I apologize for using a sports analogy, but what about the chances that this might be the rope-a-dope strategy for Iran?
I don’t know how I’ve managed to go so long without encountering this expression, but I hadn’t a clue as to what Simon meant by “the rope-a-dope strategy.”
The expression originated in 1974 when the boxer Muhammad Ali introduced the tactic in his fight with George Foreman. Besides its use to describe a boxing maneuver, apparently, the expression is commonly used in political writing. My only excuse for remaining ignorant of it for so long is that my interest in politics is on a par with my interest in sports.
Neither the OED nor Merriam-Webster Unabridged has an entry for “rope-a-dope,” but I found this definition at the free online Oxford Dictionaries:
rope-a-dope noun: (US informal) A boxing tactic of pretending to be trapped against the ropes, goading an opponent to throw tiring ineffective punches.

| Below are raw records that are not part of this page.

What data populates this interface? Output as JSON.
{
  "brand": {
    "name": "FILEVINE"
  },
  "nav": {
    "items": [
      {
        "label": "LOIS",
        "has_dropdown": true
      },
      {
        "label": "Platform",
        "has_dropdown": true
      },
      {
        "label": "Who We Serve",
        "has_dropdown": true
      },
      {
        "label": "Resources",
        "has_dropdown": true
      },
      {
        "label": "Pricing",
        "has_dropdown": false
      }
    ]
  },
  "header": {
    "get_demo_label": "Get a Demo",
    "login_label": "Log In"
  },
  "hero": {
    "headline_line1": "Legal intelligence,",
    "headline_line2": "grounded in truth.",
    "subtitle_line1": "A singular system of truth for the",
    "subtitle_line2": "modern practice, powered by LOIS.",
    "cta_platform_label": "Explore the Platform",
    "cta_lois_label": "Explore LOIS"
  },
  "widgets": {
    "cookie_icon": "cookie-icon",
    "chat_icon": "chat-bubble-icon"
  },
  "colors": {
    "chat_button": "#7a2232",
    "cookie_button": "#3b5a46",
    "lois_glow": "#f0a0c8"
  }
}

The expression has been applied to the delaying tactics favored by Iran at least since 2006:
Many fear that the Iranians are engaged in a game of “rope-a-dope,’” absorbing our best efforts to stop their nuclear program while buying time to get themselves over the nuclear know-how threshold. –US Senate report, 2006
One problem with using sports analogies in general reporting is that not all readers are familiar with them. Another is that the writers who use the expressions may not use them to mean the same thing. And a third is that the more such an expression is used, the more the original meaning is likely to shift.
These seem to be the most common interpretations of “the rope-a-dope strategy”:
-provoking an opponent to energy-wasting rage
-pretending to be weaker than one is
-distracting an opponent from one’s true purpose
-employing delaying tactics
In the case of Iran, “rope-a-dope” equates to “delaying tactics”:
delaying tactics: an action or strategy designed to defer or postpone something in order to gain an advantage for oneself.
For the sake of sports-challenged listeners, Simon could have said, “What about the chances that this might be a delaying tactic on the part of Iran?”